YOUR GOAL:
Search the records for "arrow" and copy each line that holds it.

(Saved entries)

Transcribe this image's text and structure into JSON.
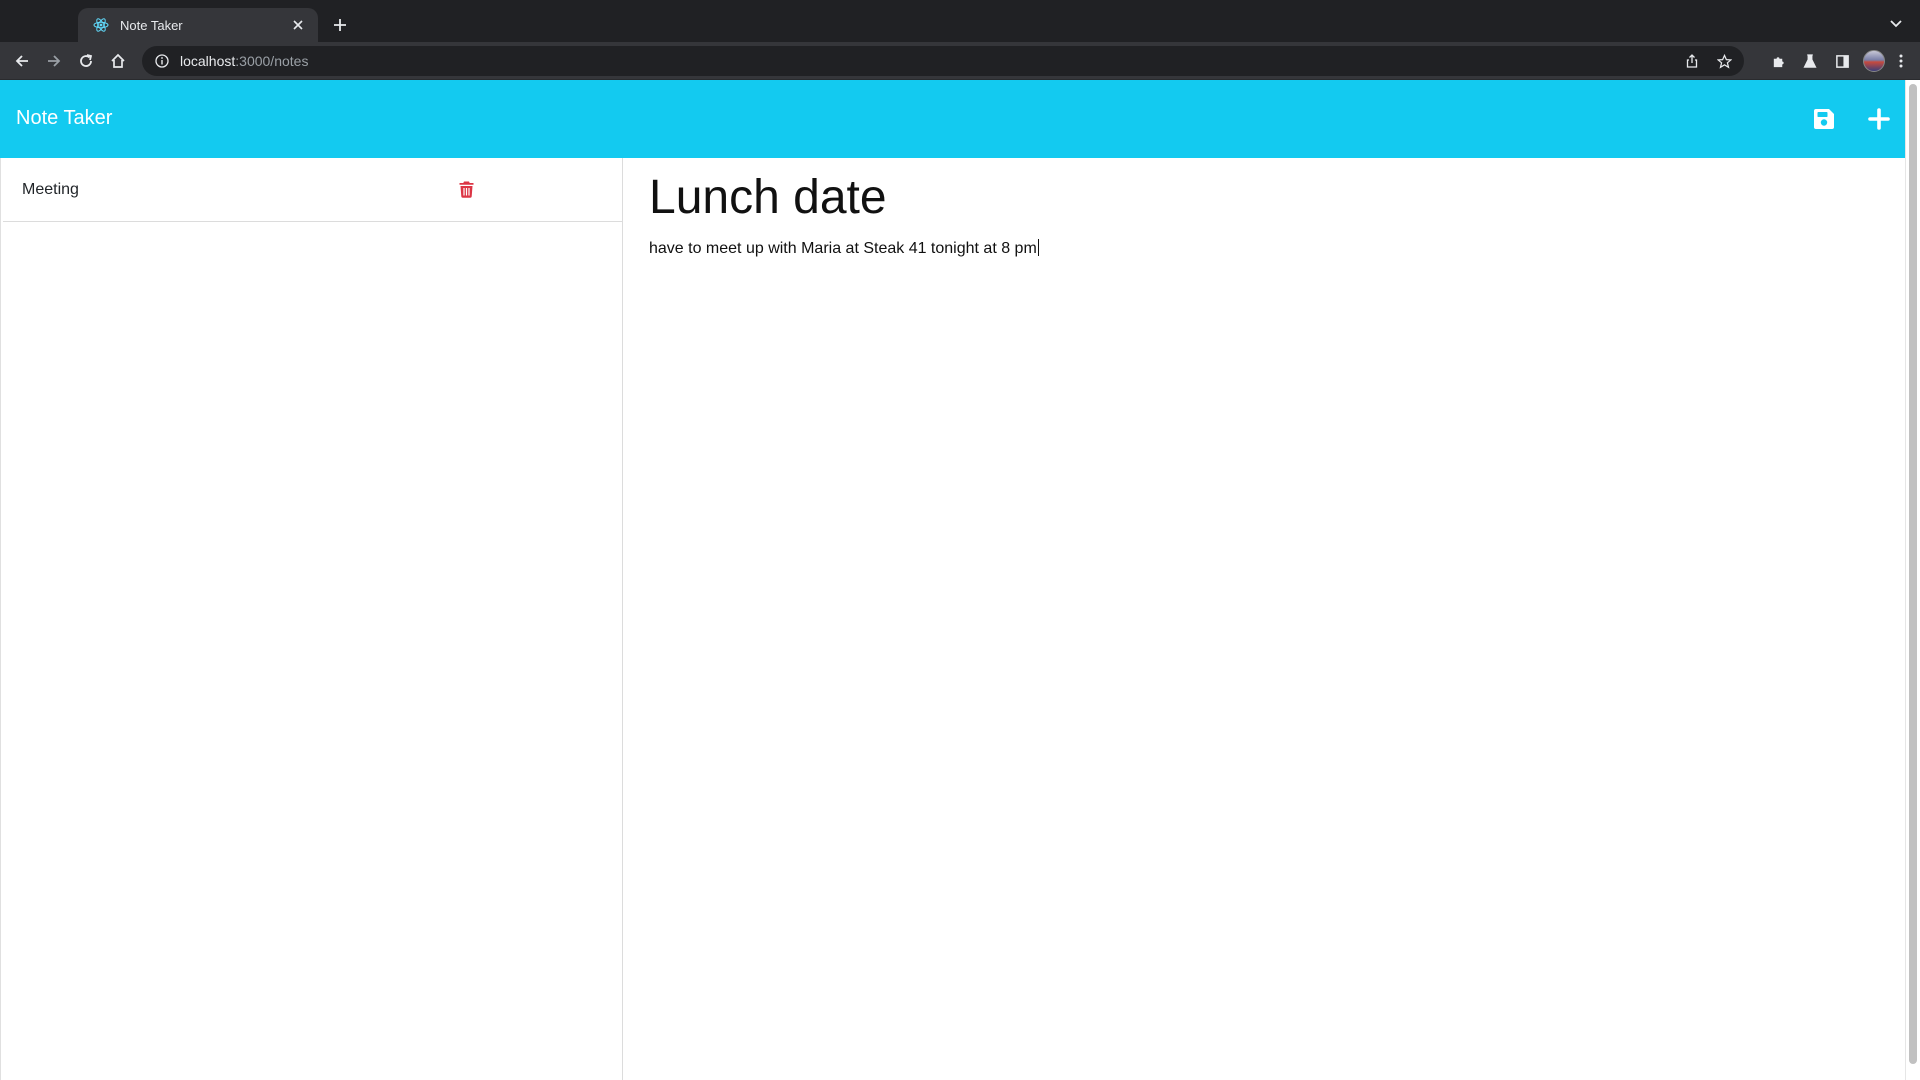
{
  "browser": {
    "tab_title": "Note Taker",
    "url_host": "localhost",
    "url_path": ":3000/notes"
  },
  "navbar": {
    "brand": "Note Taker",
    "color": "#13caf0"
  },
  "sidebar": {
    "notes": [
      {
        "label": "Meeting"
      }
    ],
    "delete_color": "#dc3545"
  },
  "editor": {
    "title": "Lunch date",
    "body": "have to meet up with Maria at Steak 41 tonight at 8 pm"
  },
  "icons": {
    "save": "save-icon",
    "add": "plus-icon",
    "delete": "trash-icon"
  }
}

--

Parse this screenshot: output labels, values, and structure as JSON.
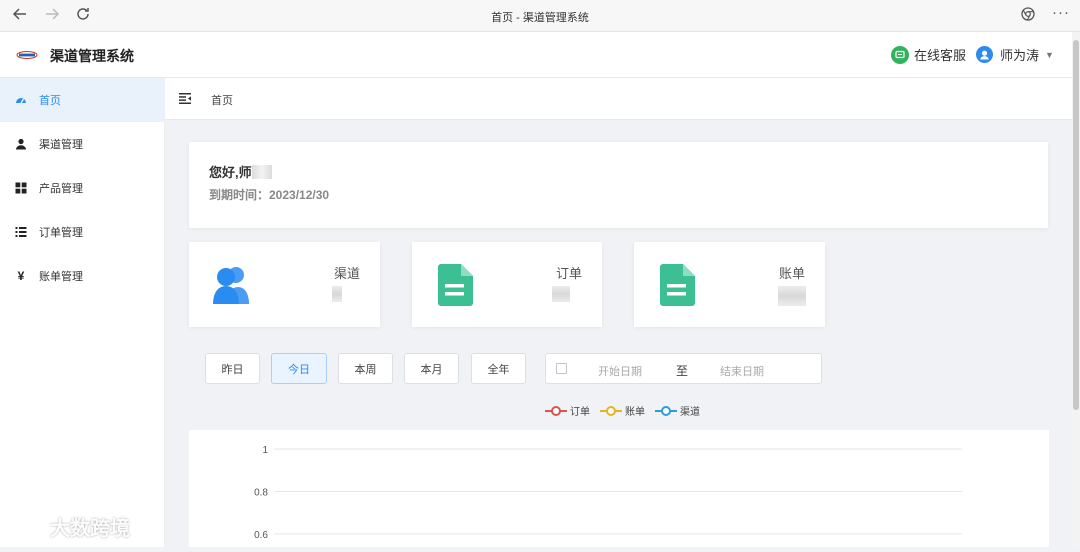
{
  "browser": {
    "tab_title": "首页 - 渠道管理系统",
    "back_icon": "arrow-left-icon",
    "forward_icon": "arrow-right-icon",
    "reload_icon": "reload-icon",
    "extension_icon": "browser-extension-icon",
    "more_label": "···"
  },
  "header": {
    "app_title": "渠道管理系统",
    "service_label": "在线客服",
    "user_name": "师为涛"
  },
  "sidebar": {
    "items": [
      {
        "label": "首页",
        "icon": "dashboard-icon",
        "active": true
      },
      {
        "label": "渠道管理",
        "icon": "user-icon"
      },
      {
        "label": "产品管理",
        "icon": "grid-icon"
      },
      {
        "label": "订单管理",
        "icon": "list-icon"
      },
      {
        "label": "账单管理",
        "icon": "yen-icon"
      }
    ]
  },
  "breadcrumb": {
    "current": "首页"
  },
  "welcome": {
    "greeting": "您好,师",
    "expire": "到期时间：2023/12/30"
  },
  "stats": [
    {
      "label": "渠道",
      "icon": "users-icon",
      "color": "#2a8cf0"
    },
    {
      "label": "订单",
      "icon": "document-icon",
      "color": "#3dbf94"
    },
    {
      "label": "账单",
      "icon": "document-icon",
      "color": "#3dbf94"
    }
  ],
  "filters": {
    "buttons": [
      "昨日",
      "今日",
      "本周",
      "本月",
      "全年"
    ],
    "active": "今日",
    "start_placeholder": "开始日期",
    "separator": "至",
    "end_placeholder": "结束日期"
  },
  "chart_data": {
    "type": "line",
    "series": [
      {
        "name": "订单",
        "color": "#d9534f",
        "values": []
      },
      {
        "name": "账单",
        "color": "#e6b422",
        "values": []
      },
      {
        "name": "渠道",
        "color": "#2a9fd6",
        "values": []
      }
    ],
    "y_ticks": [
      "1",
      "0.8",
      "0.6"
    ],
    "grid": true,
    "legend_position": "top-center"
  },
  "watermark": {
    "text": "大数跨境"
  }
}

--

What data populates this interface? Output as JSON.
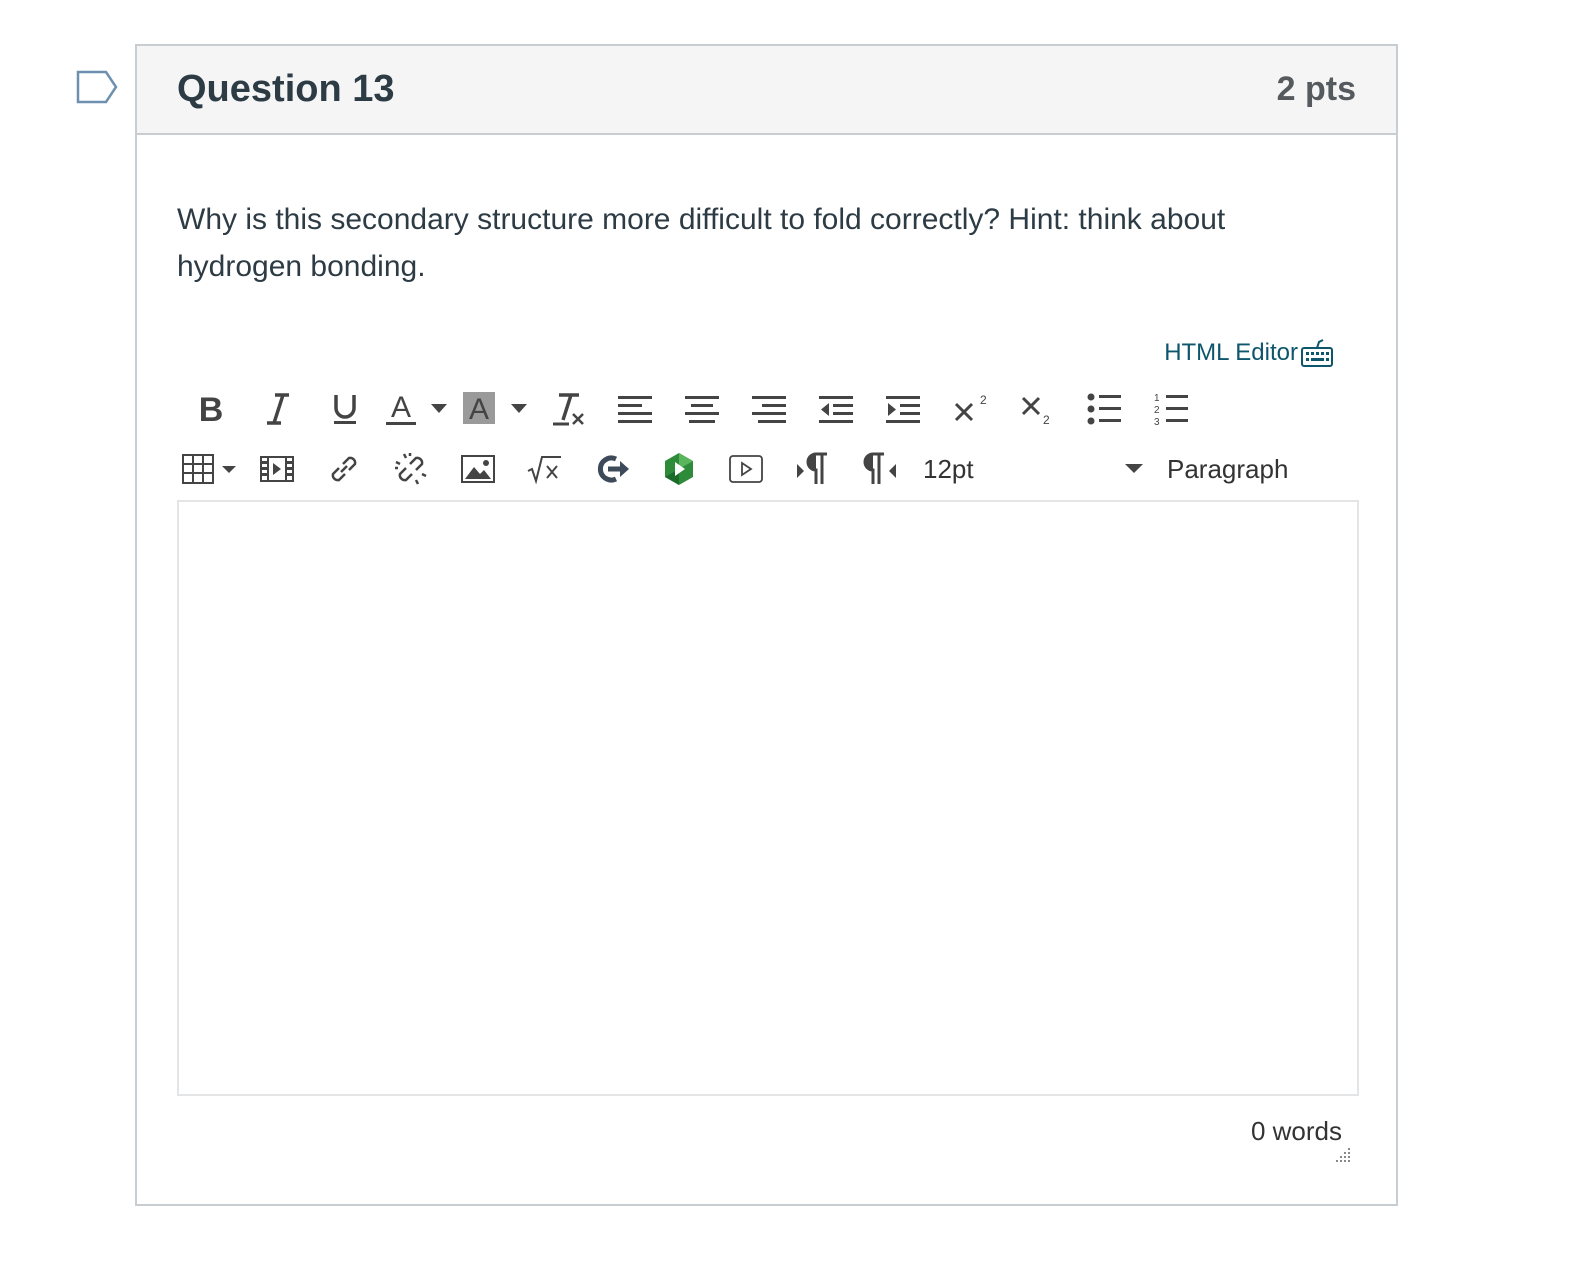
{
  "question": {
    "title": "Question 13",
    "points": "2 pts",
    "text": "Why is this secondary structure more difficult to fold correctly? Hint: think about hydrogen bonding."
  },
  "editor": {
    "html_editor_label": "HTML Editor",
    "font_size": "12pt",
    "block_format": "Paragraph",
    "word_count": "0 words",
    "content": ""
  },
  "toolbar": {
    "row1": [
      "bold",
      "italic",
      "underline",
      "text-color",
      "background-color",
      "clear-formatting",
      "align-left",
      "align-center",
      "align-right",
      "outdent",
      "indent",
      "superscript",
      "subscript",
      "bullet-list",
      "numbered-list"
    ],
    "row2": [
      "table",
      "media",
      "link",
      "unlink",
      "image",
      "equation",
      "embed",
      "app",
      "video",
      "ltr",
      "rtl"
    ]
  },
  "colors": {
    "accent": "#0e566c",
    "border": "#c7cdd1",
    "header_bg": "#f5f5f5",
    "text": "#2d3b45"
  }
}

YOUR RESPONSE:
    "back_icon": "arrow-left-icon",
    "forward_icon": "arrow-right-icon",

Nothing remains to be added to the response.